You have difficulty making decisions

When it comes to making decisions, some of us struggle with confidence. We may doubt our choices and wonder if we’re wrong — even when there’s no proof that we are. If this is the case, don’t be afraid to turn to friends for validation or reassurance.

Getting an outside opinion can help you feel more secure in your decision-making process. Not only can a friend provide wise counsel, but your chosen confidant can also act as a sounding board for all your ideas and feelings. It may ease some of the fear that comes with feeling uncertain about which route to take.

8. You have a need for validation.

Some people have an innate need for validation and may constantly seek reassurance from their friends. This deep-rooted need to feel secure can often lead to a pattern of insecurities which results in seeking too much attention, approval, or reassurance from others.

The feeling of insignificance that this need often comes with may be difficult to manage on your own and so it’s normal to seek out respect, admiration and validation from others- whether it’s family, friends or even strangers.

Generally having a strong network of friendships can make for healthier emotional regulation and self-esteem but occasionally if these relationships don’t provide enough positive reinforcement some individuals might become overly dependent on receiving constant reassurance from those around them.

9. You have unresolved past issues.

It can be difficult to feel at ease in relationships if you have unresolved past issues. If you have a history of being ignored, betrayed or neglected by someone close to you, it makes sense that talking to your friends would make you feel better.

Unconsciously, seeking out constant reassurance from your friends may be an attempt to fill the void and comfort yourself when things don’t feel secure.

In order to move on from these issues, it’s important to take the time necessary for healing and self-reflection.

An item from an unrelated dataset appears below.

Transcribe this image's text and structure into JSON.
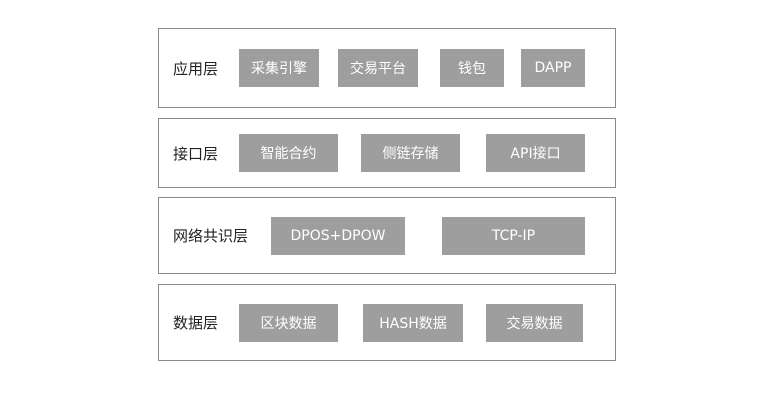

Setting boundaries is also key; think of how much reassurance would really help soothe and restore your confidence versus constantly relying on others for validation.

Additionally, expressing gratitude for their support will show them how appreciated they are.

10. You feel like you are not in control of your life.

You feel like you are not in control of your life

We all want to feel in control of our lives, and when events or circumstances take that away from us, it can be incredibly frustrating and disconcerting.

Under these conditions, you may seek out constant reassurance from your friends because it is comforting to know that someone has your back no matter what happens.

Friends who understand the need for constant reassurance can help by offering words of encouragement and understanding to provide the motivation they need to take control over their situation.

Additionally, having honest conversations with a trusted friend about difficult topics can provide an opportunity for them to explore possible solutions without fear of judgement or ridicule.

The right support network cannot solve every problem but it can go a long way towards reassuring someone in times of crisis.